The position of the median value
Instead of crossing numbers off each end of the list to find the middle value, it is sometimes easier to find the median value using the formula:
median = (n + 1)^{th} value.
So, if there are 17 values written in order of size, the median will be the (17 + 1) = 9^{th} number in the list.
If there are 22 values written in order of size, the median will be the (22 + 1) = 11.5^{th} number, i.e. halfway between the 11^{th} and 12^{th} numbers in the list.
Finding averages and the range from a frequency table
When there is a large amount of data, it is usual to summarise the data in a frequency table. It is possible to find the median, mode and mean straight from the frequency table, as shown in the following example.
For example, the Key Stage 3 Maths SATs results obtained by a class of 27 pupils were:
3, 3, 4, 4, 4, 4, 5, 5, 5, 5, 5, 5, 5, 5,
5, 6, 6, 6, 6, 6, 6, 6, 6, 7, 7, 7, 8.
These results can be put into a frequency table:
Level 
Frequency 
3 
2 
4 
4 
5 
9 
6 
8 
7 
3 
8 
1 
The mode is the value which occurs the most frequently. Here the modal level is 5.
The median level is the middle value. As there are 27 people in the class, the median will be the (27 + 1) = 14^{th} number. We can find this from the original ordered list, but it can also be found from the frequency table.
Level 
Frequency 

3 
2 
There are 2 values to this point 
4 
4 
There are 6 values up to this position 
5 
9 
There are 15 values up to this position 
6 
8 

7 
3 

8 
1 

The 14^{th} number must occur in the level 5 row. So the median level obtained is 5.
The mean can be obtained by putting an additional column onto the end of the table:
Level 
Frequency 
Level × Frequency 
3 
2 
3 ×2 = 6 
4 
4 
4 ×4 = 16 
5 
9 
5 ×9 = 45 
6 
8 
6 ×8 = 48 
7 
3 
7 ×3 = 21 
8 
1 
8 ×1 = 8 
TOTALS 
27 
144 

↑ This total is the number of pupils in the class 
↑ This value represents the total of all the levels scored by all the students in the class. 
The mean level is 144 ÷ 27 = 5.3 (to 1 d.p.)
Steps for finding the mean from a frequency table
Step 1: Copy out the frequency table and put in a third column.
Step 2: Multiply together the numbers in the first two columns.

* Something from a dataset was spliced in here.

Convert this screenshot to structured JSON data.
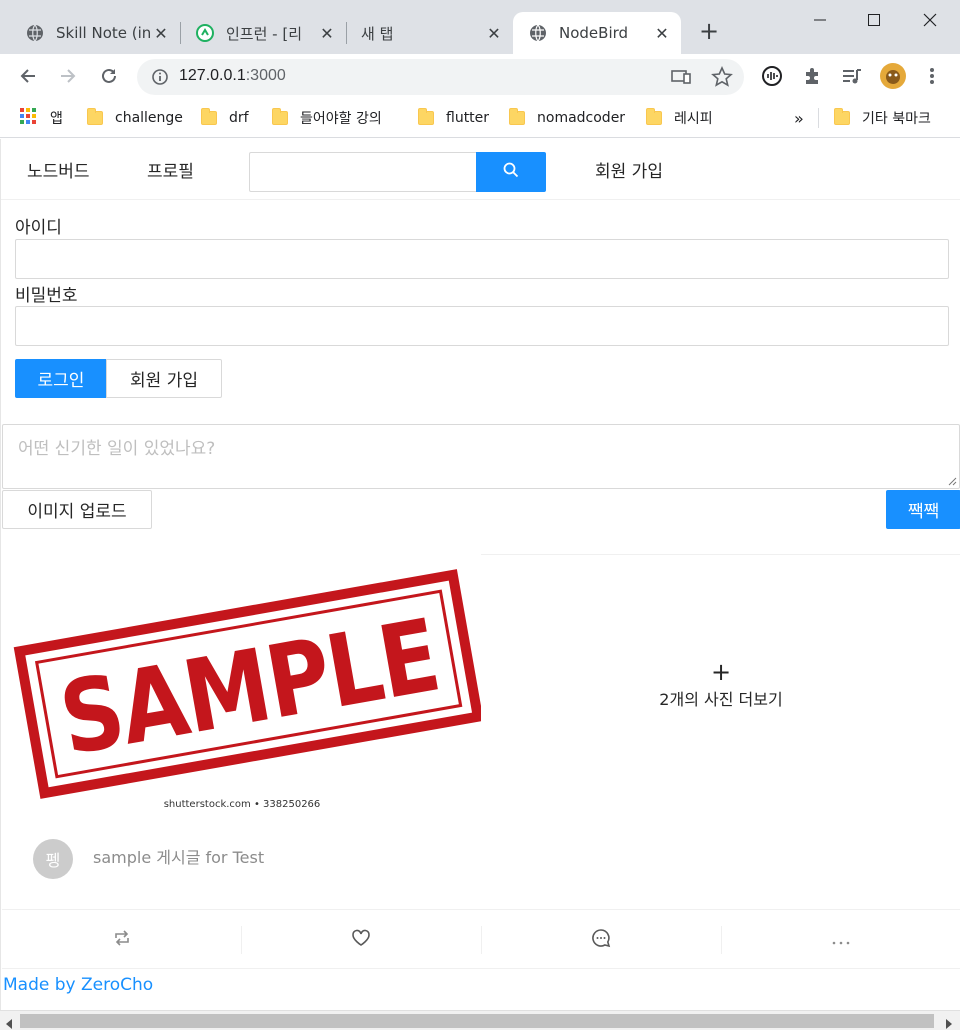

Write the products in the third column.
Step 3: Add up the frequency column and the product column.
Step 4: To find the mean, divide the total of the product column by the total frequency.
Example
The table shows the number of people living in each property in a road:
Number of people 
Frequency 
1 
4 
2 
11 
3 
8 
4 
7 
5 
4 
Find the mean and the median number of people living in a house.
Solution:
To find the mean, we extend the table:
Number of people 
Frequency 
Product 
1 
4 
1 × 4 = 4 
2 
11 
2 × 11 = 22 
3 
8 
24 
4 
7 
28 
5 
4 
20 
Totals 
34 
98 
Mean = 98 ÷ 34 = 2.9 (to 1 d.p.)
The total frequency is 34, so the median is halfway between the 17^{th} and 18^{th} value.
As the 17^{th} and 18^{th} numbers are both 3, the median is 3.
Which is the best average to use?
When to use the mode…
· The mode is the only average that can be used for data that is not numerical. It is possible to find the modal eye colour, for example, but you couldn’t find the median or mean eye colour.
· The mode is also useful of we want to find the most popular value. For instance, if you wanted to design clothing in just once size, it would be helpful to know the modal size that way the clothing will properly fit as many people as possible.
When to use the mean …
The mean is the most commonly used average, so much so that the mean is sometimes just referred to as the “average”. The mean has the advantage that it is worked out using every piece of data. However, it is less useful in cases where the data contains extreme values (or outliers).
When to use the median…
The median is often used for numerical data that contains outliers or data that is not symmetrically distributed (i.e. skewed data).
Example
A small company employs 10 people. The annual salaries of all 10 employees are:
£18000, £18500, £19000, £19000, £21000,
£23000, £25500, £32000, £34000, £85000.
Which type of average would be most appropriate?
Solution:
The data contains one value which is much higher than all the others. This value would distort the value of the mean.
Therefore the median would be the most appropriate average to use here.